Entries from a dataset of interfaces
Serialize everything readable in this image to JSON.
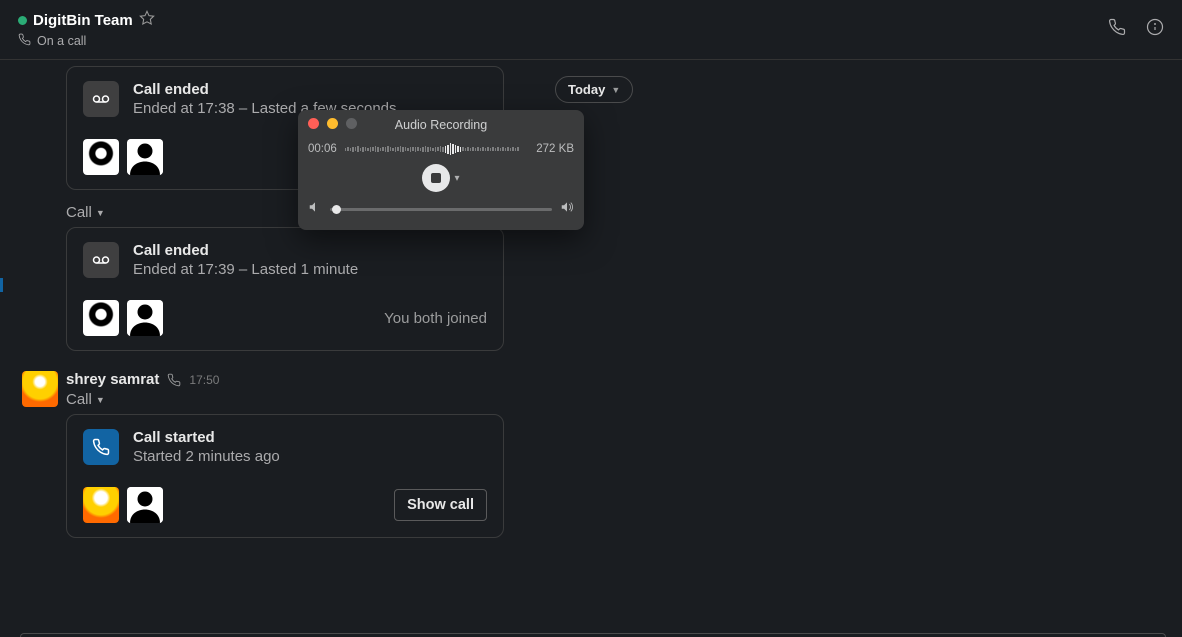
{
  "header": {
    "title": "DigitBin Team",
    "subline": "On a call"
  },
  "today_label": "Today",
  "calls": [
    {
      "title": "Call ended",
      "detail": "Ended at 17:38 – Lasted a few seconds",
      "foot_text": "",
      "show_button": false,
      "icon_bg": "grey",
      "icon": "voicemail",
      "avatars": [
        "bw",
        "user"
      ]
    },
    {
      "title": "Call ended",
      "detail": "Ended at 17:39 – Lasted 1 minute",
      "foot_text": "You both joined",
      "show_button": false,
      "icon_bg": "grey",
      "icon": "voicemail",
      "avatars": [
        "bw",
        "user"
      ]
    },
    {
      "title": "Call started",
      "detail": "Started 2 minutes ago",
      "foot_text": "",
      "show_button": true,
      "button_label": "Show call",
      "icon_bg": "blue",
      "icon": "phone",
      "avatars": [
        "flame",
        "user"
      ]
    }
  ],
  "call_label": "Call",
  "message": {
    "author": "shrey samrat",
    "time": "17:50"
  },
  "audio_recording": {
    "title": "Audio Recording",
    "elapsed": "00:06",
    "size": "272 KB"
  }
}
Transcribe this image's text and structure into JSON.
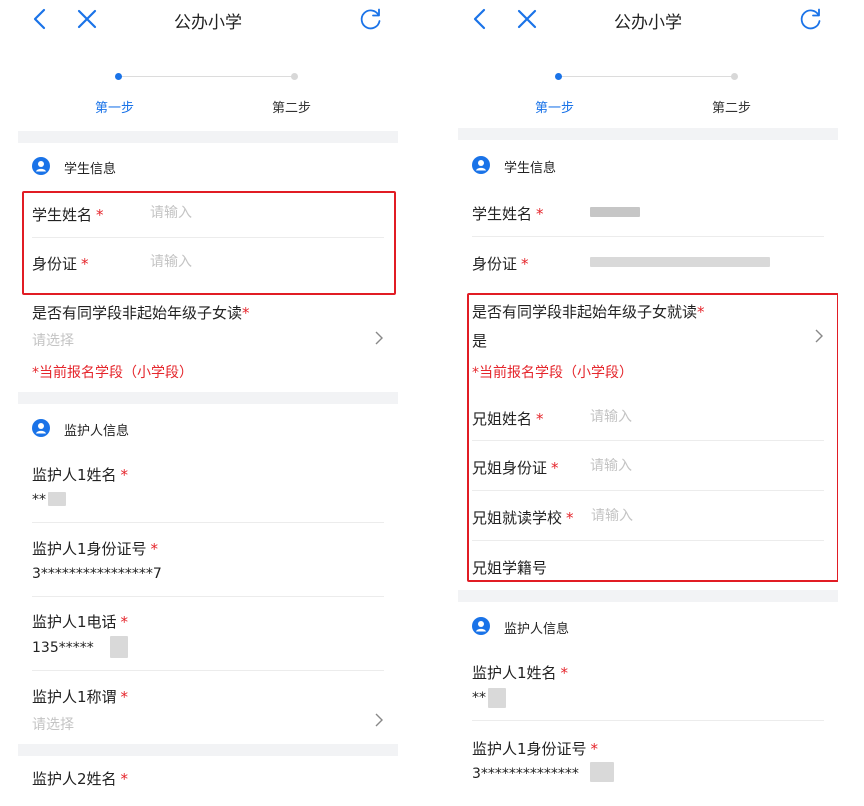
{
  "colors": {
    "accent": "#1a73e8",
    "required": "#e5262c",
    "highlight_box": "#e11c24"
  },
  "icons": {
    "back": "chevron-left-icon",
    "close": "close-icon",
    "refresh": "refresh-icon",
    "section": "user-circle-icon",
    "select": "chevron-right-icon"
  },
  "screens": {
    "left": {
      "title": "公办小学",
      "steps": [
        "第一步",
        "第二步"
      ],
      "student_section": "学生信息",
      "name_label": "学生姓名",
      "id_label": "身份证",
      "placeholder_input": "请输入",
      "sibling_question": "是否有同学段非起始年级子女读",
      "sibling_placeholder": "请选择",
      "stage_note": "*当前报名学段（小学段）",
      "guardian_section": "监护人信息",
      "g1_name_label": "监护人1姓名",
      "g1_name_value": "**",
      "g1_id_label": "监护人1身份证号",
      "g1_id_value": "3****************7",
      "g1_phone_label": "监护人1电话",
      "g1_phone_value": "135*****",
      "g1_title_label": "监护人1称谓",
      "g1_title_placeholder": "请选择",
      "g2_name_label": "监护人2姓名",
      "required_mark": "*"
    },
    "right": {
      "title": "公办小学",
      "steps": [
        "第一步",
        "第二步"
      ],
      "student_section": "学生信息",
      "name_label": "学生姓名",
      "id_label": "身份证",
      "sibling_question": "是否有同学段非起始年级子女就读",
      "sibling_value": "是",
      "stage_note": "*当前报名学段（小学段）",
      "sib_name_label": "兄姐姓名",
      "sib_id_label": "兄姐身份证",
      "sib_school_label": "兄姐就读学校",
      "sib_record_label": "兄姐学籍号",
      "placeholder_input": "请输入",
      "guardian_section": "监护人信息",
      "g1_name_label": "监护人1姓名",
      "g1_name_value": "**",
      "g1_id_label": "监护人1身份证号",
      "g1_id_value": "3**************",
      "required_mark": "*"
    }
  }
}
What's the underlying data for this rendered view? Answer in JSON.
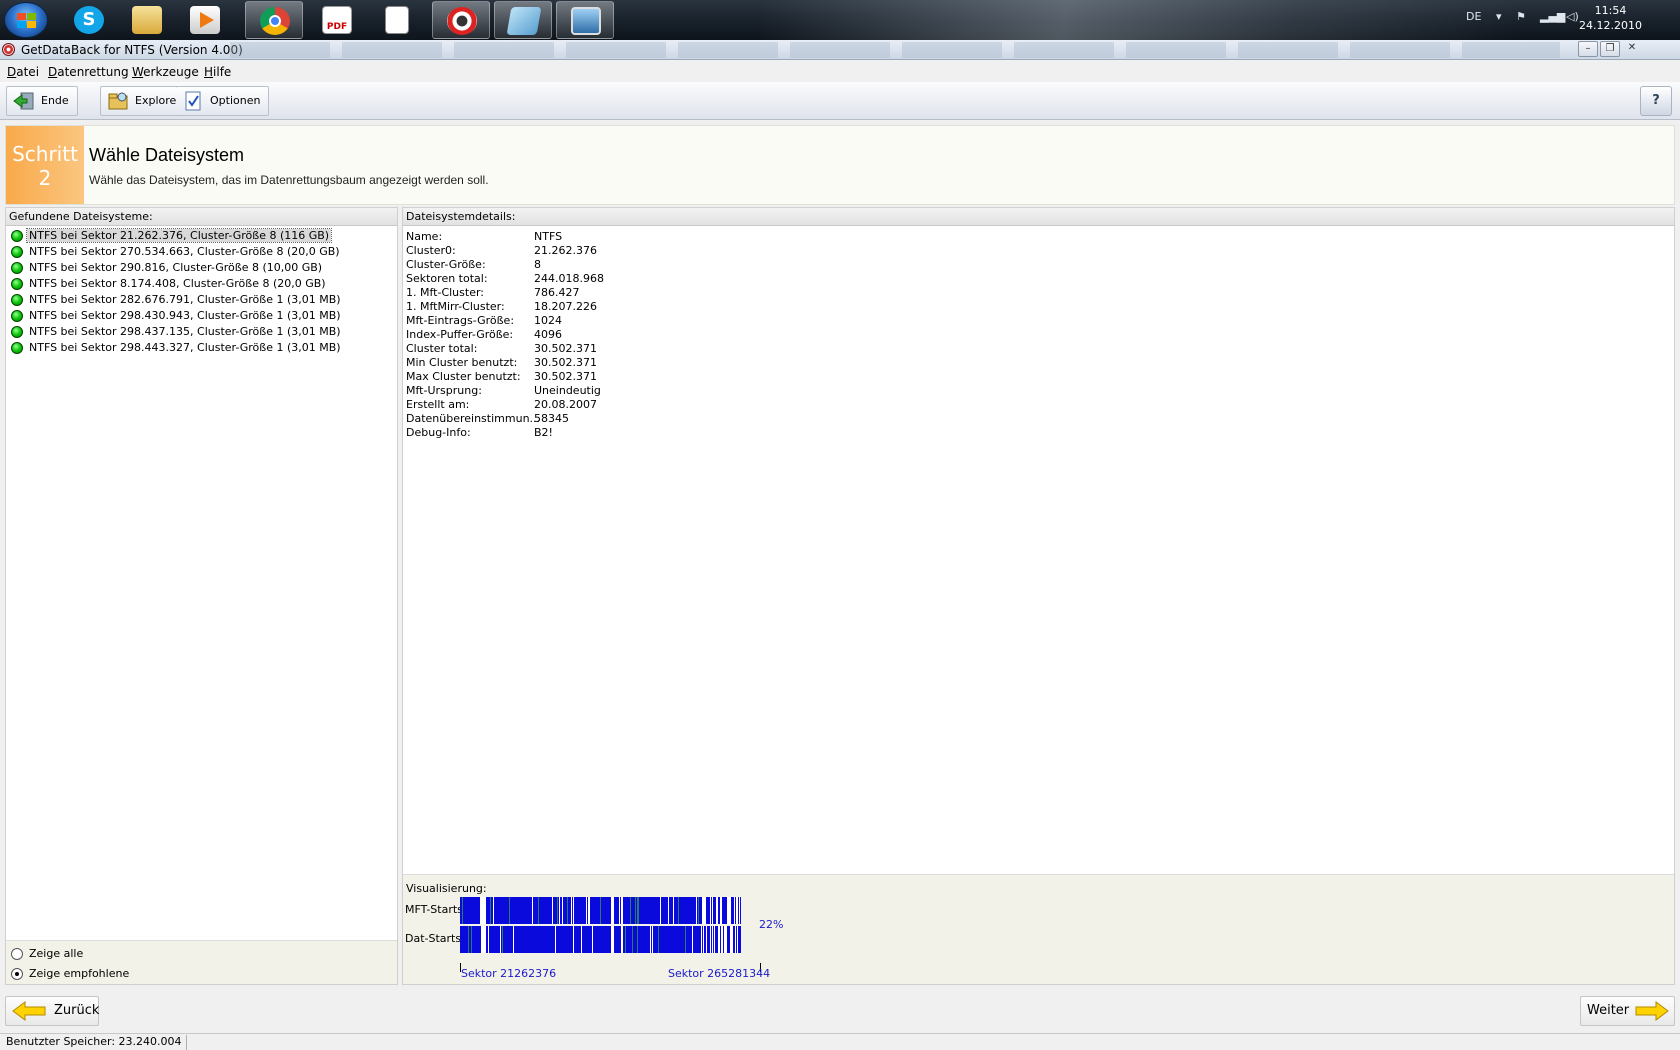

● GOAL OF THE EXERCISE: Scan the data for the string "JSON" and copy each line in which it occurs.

● RESULT OF THE EXERCISE:
Serialize everything readable in this image to JSON.
Transcribe this image's text and structure into JSON.
What's the underlying data for this rendered view? Answer in JSON.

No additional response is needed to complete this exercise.